[Page and application data records]
§
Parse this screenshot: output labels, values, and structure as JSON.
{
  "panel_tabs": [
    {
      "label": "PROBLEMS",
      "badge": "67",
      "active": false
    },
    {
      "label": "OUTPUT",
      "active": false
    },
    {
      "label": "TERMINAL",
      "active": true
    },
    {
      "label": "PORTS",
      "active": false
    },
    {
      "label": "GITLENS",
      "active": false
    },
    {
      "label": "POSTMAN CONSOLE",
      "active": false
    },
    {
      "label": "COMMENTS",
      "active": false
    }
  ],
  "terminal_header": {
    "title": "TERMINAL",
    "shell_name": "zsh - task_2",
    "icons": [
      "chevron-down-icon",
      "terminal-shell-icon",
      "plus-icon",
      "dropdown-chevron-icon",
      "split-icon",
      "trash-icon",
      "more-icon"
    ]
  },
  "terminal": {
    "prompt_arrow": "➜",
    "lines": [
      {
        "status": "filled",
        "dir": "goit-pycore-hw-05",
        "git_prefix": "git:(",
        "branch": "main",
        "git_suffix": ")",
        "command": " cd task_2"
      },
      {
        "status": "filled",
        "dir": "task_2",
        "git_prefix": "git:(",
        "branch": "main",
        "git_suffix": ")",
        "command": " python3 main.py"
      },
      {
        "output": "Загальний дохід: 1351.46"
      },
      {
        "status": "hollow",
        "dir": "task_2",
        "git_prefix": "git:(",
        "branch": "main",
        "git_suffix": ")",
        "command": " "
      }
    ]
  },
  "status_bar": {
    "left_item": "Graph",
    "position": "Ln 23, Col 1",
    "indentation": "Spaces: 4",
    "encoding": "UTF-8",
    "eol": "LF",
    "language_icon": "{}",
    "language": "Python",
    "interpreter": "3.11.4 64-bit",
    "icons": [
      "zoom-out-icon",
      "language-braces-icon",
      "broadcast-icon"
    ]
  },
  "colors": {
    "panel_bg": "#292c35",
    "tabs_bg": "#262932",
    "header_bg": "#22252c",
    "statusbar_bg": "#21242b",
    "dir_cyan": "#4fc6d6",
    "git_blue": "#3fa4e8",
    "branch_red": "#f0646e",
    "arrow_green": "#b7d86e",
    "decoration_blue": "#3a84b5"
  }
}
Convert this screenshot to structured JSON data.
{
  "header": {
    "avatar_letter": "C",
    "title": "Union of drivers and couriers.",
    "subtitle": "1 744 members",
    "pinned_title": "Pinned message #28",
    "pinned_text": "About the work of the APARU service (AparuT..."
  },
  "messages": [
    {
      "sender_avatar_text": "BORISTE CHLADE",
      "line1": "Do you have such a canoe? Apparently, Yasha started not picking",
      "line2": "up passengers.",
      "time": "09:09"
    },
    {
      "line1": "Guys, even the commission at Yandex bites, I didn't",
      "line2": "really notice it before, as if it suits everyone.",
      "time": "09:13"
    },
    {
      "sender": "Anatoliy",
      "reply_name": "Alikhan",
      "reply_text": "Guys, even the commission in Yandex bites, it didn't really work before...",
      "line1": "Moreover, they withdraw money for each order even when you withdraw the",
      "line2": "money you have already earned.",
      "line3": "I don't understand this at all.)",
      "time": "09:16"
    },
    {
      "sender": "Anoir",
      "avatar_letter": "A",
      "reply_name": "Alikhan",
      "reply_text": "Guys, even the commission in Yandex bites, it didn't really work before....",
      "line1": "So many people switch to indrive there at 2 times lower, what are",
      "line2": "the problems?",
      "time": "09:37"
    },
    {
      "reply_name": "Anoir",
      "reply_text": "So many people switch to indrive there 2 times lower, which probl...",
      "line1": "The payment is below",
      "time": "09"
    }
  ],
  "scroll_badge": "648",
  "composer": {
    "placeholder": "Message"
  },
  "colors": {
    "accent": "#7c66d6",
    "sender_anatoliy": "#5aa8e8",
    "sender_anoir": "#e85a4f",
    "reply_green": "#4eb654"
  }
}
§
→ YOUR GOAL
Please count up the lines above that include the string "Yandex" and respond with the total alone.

→ RESULT OF THE TASK
3